[[ INPUT FOR THIS TASK open ]]

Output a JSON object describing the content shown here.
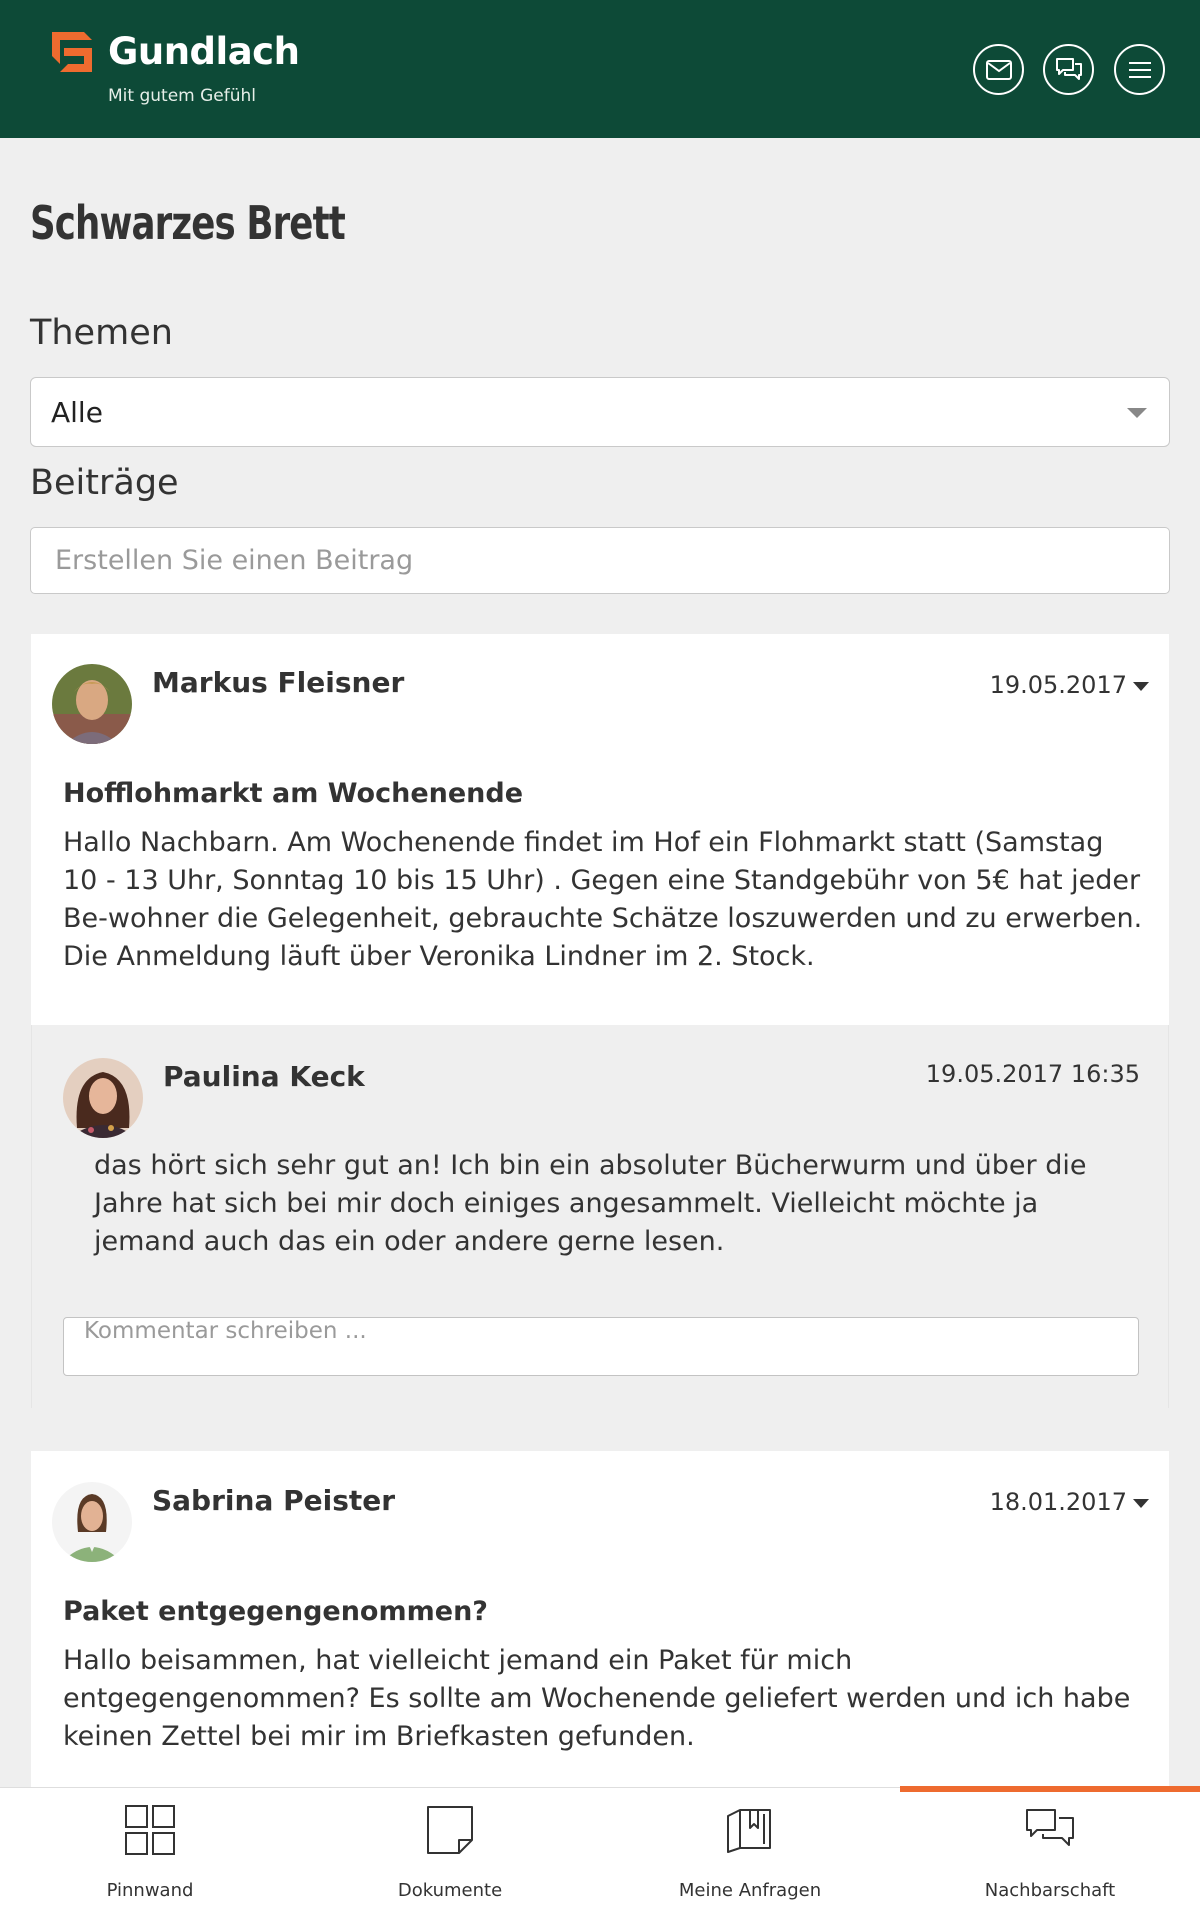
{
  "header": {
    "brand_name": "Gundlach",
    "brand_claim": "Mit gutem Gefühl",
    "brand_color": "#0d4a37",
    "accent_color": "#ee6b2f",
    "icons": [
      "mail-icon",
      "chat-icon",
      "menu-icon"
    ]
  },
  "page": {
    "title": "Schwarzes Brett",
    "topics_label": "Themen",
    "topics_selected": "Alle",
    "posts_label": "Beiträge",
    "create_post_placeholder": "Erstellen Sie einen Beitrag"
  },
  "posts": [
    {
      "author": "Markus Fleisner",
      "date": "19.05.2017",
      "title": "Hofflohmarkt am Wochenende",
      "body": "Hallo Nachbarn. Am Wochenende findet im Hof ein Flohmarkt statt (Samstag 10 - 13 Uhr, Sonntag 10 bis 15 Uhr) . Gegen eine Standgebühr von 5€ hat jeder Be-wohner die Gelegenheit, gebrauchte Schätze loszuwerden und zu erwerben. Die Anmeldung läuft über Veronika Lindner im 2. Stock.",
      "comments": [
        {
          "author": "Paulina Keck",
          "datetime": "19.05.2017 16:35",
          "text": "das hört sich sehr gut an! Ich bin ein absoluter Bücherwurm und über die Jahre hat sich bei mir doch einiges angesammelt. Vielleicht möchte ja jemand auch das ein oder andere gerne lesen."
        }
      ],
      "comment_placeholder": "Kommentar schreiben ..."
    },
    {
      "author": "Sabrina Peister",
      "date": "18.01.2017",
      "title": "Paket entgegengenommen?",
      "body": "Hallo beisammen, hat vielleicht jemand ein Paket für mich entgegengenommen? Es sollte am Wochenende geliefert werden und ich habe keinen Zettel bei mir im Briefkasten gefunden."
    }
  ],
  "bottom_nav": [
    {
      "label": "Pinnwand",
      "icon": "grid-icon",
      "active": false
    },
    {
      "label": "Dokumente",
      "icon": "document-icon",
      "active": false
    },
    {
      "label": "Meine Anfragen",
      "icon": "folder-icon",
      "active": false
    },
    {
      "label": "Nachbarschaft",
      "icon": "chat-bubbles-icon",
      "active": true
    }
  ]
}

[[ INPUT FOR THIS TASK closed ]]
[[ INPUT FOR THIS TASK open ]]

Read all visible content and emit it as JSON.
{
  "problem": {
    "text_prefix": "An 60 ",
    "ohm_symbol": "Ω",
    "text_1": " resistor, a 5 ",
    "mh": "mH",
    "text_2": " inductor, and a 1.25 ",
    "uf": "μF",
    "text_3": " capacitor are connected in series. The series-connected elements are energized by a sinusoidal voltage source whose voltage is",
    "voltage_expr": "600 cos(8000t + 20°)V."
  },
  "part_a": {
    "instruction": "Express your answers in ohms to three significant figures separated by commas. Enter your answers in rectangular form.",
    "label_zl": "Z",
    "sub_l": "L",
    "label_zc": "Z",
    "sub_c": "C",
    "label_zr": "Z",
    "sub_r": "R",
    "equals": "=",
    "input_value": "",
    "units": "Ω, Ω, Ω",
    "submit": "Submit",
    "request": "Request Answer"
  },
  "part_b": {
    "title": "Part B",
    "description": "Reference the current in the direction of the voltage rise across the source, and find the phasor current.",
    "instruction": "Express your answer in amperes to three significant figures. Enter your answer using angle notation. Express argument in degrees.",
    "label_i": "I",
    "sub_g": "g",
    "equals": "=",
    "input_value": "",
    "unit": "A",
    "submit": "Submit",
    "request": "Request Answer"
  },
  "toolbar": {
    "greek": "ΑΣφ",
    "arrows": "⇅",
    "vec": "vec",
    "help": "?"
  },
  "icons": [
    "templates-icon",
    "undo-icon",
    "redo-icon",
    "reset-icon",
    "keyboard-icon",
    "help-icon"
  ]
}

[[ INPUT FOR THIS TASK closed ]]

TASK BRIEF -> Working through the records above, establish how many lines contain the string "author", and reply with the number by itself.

ANSWER AREA -> 3